● **Data records**
────────────────────────────────────────

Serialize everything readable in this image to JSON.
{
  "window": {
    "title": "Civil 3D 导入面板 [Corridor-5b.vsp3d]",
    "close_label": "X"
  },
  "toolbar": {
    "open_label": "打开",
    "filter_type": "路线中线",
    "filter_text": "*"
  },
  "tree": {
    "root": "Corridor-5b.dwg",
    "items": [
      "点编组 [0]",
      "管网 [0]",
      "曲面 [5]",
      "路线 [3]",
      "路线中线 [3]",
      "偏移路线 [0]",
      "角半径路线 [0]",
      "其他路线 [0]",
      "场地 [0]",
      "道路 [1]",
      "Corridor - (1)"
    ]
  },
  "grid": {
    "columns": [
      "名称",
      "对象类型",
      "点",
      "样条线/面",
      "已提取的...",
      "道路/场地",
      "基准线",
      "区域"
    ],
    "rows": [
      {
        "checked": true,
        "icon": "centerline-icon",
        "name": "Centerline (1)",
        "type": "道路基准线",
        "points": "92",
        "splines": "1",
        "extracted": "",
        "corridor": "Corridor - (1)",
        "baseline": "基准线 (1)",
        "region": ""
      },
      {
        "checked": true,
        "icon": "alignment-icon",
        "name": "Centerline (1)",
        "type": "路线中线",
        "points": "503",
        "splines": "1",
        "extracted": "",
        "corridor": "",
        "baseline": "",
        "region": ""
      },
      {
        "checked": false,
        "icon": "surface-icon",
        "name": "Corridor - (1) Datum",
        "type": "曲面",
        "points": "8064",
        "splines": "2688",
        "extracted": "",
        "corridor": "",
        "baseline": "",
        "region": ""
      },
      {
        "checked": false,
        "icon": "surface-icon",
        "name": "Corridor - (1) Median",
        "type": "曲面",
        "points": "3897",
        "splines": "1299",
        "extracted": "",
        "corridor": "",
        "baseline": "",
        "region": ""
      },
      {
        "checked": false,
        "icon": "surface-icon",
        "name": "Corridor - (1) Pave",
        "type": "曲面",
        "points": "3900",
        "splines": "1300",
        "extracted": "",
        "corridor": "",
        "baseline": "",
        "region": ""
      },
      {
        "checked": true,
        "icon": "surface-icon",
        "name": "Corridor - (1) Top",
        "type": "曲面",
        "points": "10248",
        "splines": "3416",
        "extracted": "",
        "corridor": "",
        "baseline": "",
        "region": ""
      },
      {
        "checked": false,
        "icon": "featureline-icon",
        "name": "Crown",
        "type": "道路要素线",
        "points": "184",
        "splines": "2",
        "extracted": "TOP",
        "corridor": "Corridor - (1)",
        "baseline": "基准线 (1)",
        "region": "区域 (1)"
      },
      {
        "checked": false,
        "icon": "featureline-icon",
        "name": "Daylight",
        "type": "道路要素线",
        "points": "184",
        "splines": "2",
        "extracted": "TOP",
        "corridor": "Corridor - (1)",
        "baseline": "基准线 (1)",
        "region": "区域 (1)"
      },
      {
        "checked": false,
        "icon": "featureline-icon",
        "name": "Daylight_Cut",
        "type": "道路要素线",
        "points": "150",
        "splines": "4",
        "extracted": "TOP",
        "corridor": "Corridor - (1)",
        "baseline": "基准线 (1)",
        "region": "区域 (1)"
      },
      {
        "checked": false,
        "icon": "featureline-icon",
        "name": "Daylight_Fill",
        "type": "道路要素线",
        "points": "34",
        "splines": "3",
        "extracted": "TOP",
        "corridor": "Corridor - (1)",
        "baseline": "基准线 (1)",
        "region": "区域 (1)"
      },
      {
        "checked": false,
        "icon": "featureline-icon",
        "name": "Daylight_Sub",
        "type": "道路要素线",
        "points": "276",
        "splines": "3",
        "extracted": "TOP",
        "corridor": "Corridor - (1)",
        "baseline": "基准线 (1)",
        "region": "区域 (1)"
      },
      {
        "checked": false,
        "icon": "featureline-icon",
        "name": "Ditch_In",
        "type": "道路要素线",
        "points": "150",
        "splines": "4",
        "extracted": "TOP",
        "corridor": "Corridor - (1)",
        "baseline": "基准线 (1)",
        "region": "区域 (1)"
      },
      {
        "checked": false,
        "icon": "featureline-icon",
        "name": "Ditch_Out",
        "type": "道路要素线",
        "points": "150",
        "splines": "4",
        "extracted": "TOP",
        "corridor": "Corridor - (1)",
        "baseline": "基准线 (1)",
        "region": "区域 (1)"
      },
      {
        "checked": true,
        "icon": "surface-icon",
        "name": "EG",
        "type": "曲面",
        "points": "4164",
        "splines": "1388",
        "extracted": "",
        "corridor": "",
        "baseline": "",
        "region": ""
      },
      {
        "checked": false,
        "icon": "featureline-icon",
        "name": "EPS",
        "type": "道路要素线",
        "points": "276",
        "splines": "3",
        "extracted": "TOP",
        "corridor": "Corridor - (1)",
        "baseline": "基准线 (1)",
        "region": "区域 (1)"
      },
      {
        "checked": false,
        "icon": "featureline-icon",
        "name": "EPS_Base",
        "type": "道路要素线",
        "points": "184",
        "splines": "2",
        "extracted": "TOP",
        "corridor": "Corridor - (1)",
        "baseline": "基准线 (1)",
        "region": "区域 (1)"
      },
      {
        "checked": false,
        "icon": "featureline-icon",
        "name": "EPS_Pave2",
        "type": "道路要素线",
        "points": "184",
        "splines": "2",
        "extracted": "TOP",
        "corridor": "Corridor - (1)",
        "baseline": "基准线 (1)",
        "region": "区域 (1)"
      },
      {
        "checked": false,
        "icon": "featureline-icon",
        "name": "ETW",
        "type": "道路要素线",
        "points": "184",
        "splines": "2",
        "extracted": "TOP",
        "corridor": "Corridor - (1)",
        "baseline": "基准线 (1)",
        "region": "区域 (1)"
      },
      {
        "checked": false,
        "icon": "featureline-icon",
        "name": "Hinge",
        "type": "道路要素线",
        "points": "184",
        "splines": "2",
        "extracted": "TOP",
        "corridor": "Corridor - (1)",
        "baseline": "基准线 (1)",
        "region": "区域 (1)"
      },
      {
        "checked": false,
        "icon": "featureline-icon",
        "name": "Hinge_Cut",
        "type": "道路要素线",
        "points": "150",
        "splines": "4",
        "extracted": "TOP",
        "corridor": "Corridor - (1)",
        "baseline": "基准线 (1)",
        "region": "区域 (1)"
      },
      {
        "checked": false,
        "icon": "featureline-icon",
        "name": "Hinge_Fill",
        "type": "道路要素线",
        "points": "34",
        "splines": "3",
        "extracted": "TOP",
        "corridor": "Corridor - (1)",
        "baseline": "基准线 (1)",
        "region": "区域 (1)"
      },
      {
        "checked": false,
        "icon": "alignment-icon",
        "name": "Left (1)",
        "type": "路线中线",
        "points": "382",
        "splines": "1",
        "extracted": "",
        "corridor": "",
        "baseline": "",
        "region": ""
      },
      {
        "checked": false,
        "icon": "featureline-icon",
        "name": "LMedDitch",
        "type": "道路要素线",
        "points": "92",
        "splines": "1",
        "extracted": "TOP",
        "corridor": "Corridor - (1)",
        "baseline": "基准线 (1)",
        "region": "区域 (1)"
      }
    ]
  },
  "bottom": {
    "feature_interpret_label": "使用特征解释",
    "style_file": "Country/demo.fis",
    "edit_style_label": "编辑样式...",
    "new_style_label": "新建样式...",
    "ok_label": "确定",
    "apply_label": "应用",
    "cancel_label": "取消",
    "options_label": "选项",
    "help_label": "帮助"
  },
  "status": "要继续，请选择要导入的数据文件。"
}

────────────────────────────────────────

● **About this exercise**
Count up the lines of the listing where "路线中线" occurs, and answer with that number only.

● **Answer box**
4